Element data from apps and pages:

- - - -

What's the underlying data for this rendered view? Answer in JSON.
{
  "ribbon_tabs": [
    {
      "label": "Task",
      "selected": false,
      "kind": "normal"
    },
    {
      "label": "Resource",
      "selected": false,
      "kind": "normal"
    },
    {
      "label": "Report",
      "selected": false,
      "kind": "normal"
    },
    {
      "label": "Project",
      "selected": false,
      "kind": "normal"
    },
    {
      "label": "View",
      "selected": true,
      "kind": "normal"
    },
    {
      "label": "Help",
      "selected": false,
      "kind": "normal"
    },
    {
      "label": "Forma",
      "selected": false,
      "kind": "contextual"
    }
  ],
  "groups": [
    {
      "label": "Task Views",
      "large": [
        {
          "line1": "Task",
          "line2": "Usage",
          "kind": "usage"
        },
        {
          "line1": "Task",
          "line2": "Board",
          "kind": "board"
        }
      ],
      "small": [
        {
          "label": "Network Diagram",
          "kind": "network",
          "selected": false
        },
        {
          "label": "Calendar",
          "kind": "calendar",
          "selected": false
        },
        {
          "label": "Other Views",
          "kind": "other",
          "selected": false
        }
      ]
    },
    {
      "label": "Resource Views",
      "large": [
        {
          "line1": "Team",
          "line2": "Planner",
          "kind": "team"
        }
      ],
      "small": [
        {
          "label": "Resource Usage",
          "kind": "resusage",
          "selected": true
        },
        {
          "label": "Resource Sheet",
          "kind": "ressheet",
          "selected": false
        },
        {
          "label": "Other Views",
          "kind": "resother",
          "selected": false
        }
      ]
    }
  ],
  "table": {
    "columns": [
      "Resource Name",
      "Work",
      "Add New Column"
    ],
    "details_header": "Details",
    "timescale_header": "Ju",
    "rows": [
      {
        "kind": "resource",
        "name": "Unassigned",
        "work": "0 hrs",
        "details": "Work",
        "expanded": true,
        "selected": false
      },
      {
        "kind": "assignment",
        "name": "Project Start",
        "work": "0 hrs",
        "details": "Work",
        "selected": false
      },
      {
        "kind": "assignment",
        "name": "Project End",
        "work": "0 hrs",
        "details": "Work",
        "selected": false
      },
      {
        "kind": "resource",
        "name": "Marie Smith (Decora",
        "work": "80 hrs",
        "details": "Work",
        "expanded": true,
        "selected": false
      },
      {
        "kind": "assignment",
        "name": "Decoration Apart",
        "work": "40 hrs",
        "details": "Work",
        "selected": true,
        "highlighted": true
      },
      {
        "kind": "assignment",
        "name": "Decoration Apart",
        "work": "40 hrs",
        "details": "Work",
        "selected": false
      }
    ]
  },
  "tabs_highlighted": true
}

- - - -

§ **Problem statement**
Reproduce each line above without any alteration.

§ **Output of the exercise**
What's the underlying data for this rendered view? Answer in JSON.
{
  "ribbon_tabs": [
    {
      "label": "Task",
      "selected": false,
      "kind": "normal"
    },
    {
      "label": "Resource",
      "selected": false,
      "kind": "normal"
    },
    {
      "label": "Report",
      "selected": false,
      "kind": "normal"
    },
    {
      "label": "Project",
      "selected": false,
      "kind": "normal"
    },
    {
      "label": "View",
      "selected": true,
      "kind": "normal"
    },
    {
      "label": "Help",
      "selected": false,
      "kind": "normal"
    },
    {
      "label": "Forma",
      "selected": false,
      "kind": "contextual"
    }
  ],
  "groups": [
    {
      "label": "Task Views",
      "large": [
        {
          "line1": "Task",
          "line2": "Usage",
          "kind": "usage"
        },
        {
          "line1": "Task",
          "line2": "Board",
          "kind": "board"
        }
      ],
      "small": [
        {
          "label": "Network Diagram",
          "kind": "network",
          "selected": false
        },
        {
          "label": "Calendar",
          "kind": "calendar",
          "selected": false
        },
        {
          "label": "Other Views",
          "kind": "other",
          "selected": false
        }
      ]
    },
    {
      "label": "Resource Views",
      "large": [
        {
          "line1": "Team",
          "line2": "Planner",
          "kind": "team"
        }
      ],
      "small": [
        {
          "label": "Resource Usage",
          "kind": "resusage",
          "selected": true
        },
        {
          "label": "Resource Sheet",
          "kind": "ressheet",
          "selected": false
        },
        {
          "label": "Other Views",
          "kind": "resother",
          "selected": false
        }
      ]
    }
  ],
  "table": {
    "columns": [
      "Resource Name",
      "Work",
      "Add New Column"
    ],
    "details_header": "Details",
    "timescale_header": "Ju",
    "rows": [
      {
        "kind": "resource",
        "name": "Unassigned",
        "work": "0 hrs",
        "details": "Work",
        "expanded": true,
        "selected": false
      },
      {
        "kind": "assignment",
        "name": "Project Start",
        "work": "0 hrs",
        "details": "Work",
        "selected": false
      },
      {
        "kind": "assignment",
        "name": "Project End",
        "work": "0 hrs",
        "details": "Work",
        "selected": false
      },
      {
        "kind": "resource",
        "name": "Marie Smith (Decora",
        "work": "80 hrs",
        "details": "Work",
        "expanded": true,
        "selected": false
      },
      {
        "kind": "assignment",
        "name": "Decoration Apart",
        "work": "40 hrs",
        "details": "Work",
        "selected": true,
        "highlighted": true
      },
      {
        "kind": "assignment",
        "name": "Decoration Apart",
        "work": "40 hrs",
        "details": "Work",
        "selected": false
      }
    ]
  },
  "tabs_highlighted": true
}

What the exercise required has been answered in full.